(Items from an interface collection)
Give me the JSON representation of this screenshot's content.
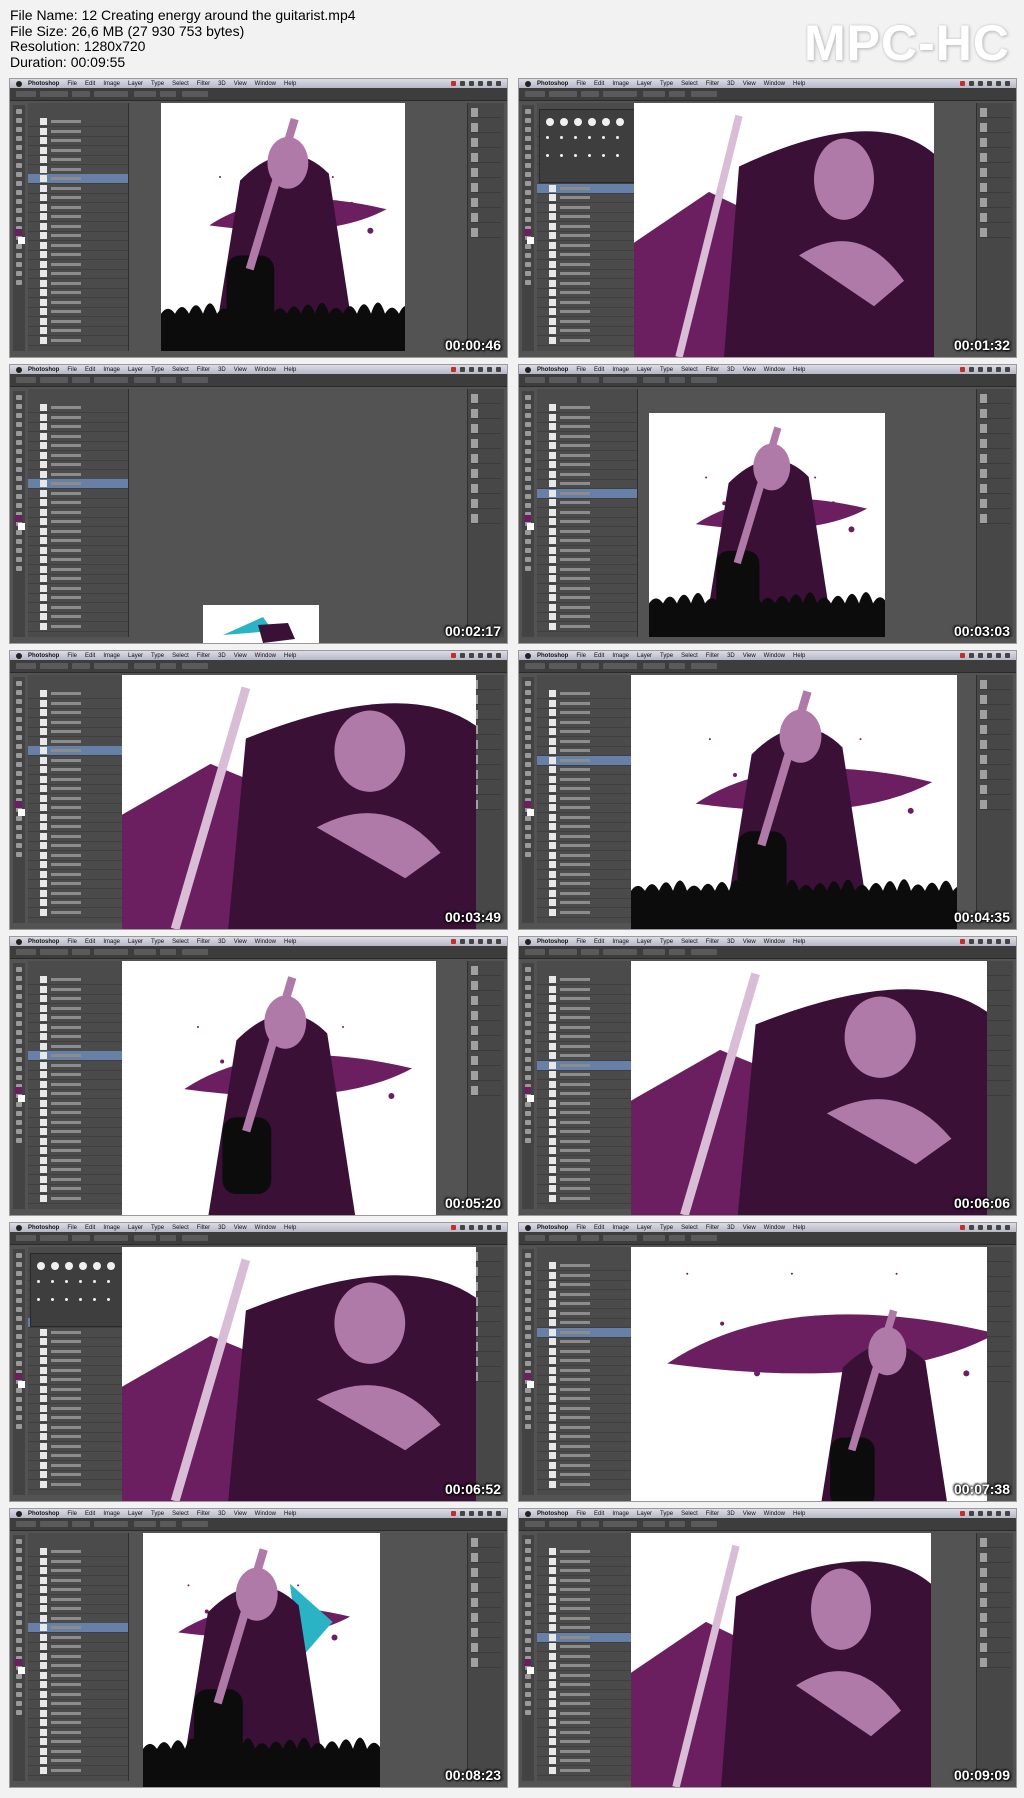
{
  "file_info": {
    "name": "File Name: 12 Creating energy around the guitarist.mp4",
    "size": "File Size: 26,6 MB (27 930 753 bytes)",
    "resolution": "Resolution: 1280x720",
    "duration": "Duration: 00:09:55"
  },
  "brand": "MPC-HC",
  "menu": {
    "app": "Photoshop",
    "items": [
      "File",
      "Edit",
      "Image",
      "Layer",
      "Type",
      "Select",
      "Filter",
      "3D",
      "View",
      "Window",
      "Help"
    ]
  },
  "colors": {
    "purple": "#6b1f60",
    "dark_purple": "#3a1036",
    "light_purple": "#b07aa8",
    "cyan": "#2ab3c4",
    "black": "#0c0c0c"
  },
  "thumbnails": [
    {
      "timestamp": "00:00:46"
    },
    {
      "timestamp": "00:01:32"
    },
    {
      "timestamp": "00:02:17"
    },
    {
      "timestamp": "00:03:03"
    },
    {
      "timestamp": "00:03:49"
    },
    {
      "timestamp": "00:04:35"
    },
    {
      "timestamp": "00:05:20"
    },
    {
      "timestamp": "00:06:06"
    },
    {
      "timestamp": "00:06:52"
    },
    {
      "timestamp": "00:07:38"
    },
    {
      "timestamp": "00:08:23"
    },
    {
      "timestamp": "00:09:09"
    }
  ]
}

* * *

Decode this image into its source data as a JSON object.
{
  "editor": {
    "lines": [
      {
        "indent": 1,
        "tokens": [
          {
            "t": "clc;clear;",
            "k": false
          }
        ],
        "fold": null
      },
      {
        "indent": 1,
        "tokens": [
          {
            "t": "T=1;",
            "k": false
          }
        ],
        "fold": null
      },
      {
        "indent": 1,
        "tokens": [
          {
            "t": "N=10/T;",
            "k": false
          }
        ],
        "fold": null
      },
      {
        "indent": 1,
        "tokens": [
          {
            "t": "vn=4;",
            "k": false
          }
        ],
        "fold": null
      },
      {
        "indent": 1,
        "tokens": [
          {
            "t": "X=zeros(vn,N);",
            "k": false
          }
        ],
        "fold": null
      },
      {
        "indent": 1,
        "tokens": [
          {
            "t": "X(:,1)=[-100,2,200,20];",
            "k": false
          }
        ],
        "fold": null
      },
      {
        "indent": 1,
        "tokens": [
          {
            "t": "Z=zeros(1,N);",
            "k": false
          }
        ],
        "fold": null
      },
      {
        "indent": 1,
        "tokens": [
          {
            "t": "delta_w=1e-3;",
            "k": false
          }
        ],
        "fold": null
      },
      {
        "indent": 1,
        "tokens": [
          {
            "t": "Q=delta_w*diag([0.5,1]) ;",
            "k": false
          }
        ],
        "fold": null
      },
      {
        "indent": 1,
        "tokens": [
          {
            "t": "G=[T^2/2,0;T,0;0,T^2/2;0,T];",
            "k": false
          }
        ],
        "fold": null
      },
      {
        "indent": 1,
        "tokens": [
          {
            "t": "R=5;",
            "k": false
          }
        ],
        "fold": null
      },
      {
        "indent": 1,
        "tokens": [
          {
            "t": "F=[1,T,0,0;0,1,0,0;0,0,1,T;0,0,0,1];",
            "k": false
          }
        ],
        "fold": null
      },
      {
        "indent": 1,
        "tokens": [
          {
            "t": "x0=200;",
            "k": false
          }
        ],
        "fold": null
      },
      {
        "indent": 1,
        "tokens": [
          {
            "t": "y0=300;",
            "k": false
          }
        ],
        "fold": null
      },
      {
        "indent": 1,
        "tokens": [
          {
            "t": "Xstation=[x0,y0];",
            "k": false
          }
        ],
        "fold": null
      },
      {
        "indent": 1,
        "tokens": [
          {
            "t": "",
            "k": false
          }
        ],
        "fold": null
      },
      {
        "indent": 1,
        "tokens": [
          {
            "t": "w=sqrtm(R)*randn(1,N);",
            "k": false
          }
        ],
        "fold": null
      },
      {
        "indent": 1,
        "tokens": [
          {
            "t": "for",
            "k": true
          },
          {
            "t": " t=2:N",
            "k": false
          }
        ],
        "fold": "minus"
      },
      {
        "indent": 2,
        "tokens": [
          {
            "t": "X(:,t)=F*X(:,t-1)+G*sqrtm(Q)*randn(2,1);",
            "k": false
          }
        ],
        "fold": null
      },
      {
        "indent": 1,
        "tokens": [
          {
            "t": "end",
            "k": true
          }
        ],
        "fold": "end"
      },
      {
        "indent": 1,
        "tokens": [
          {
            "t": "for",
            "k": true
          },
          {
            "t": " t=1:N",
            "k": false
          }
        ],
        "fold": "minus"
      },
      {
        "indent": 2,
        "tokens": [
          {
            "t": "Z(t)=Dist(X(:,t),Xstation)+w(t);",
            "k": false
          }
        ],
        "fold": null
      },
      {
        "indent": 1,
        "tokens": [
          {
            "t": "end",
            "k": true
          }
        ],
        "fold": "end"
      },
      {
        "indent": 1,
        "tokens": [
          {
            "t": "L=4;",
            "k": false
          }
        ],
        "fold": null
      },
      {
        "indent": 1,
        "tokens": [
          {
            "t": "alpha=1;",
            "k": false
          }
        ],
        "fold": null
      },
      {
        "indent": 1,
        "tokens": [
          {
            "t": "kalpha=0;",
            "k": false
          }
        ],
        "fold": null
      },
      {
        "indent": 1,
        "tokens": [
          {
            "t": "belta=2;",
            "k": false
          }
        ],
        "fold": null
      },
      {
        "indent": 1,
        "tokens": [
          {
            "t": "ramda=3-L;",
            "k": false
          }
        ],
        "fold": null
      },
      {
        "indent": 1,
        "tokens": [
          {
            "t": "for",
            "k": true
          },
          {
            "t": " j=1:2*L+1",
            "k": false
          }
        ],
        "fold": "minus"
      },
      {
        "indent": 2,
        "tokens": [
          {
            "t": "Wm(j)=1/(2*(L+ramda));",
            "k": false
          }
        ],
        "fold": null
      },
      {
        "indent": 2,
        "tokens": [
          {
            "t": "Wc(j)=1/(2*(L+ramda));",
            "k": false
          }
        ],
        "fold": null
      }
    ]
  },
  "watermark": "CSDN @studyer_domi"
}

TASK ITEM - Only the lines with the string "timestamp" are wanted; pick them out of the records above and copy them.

ANSWER BOX -
      "timestamp": "00:00:46"
      "timestamp": "00:01:32"
      "timestamp": "00:02:17"
      "timestamp": "00:03:03"
      "timestamp": "00:03:49"
      "timestamp": "00:04:35"
      "timestamp": "00:05:20"
      "timestamp": "00:06:06"
      "timestamp": "00:06:52"
      "timestamp": "00:07:38"
      "timestamp": "00:08:23"
      "timestamp": "00:09:09"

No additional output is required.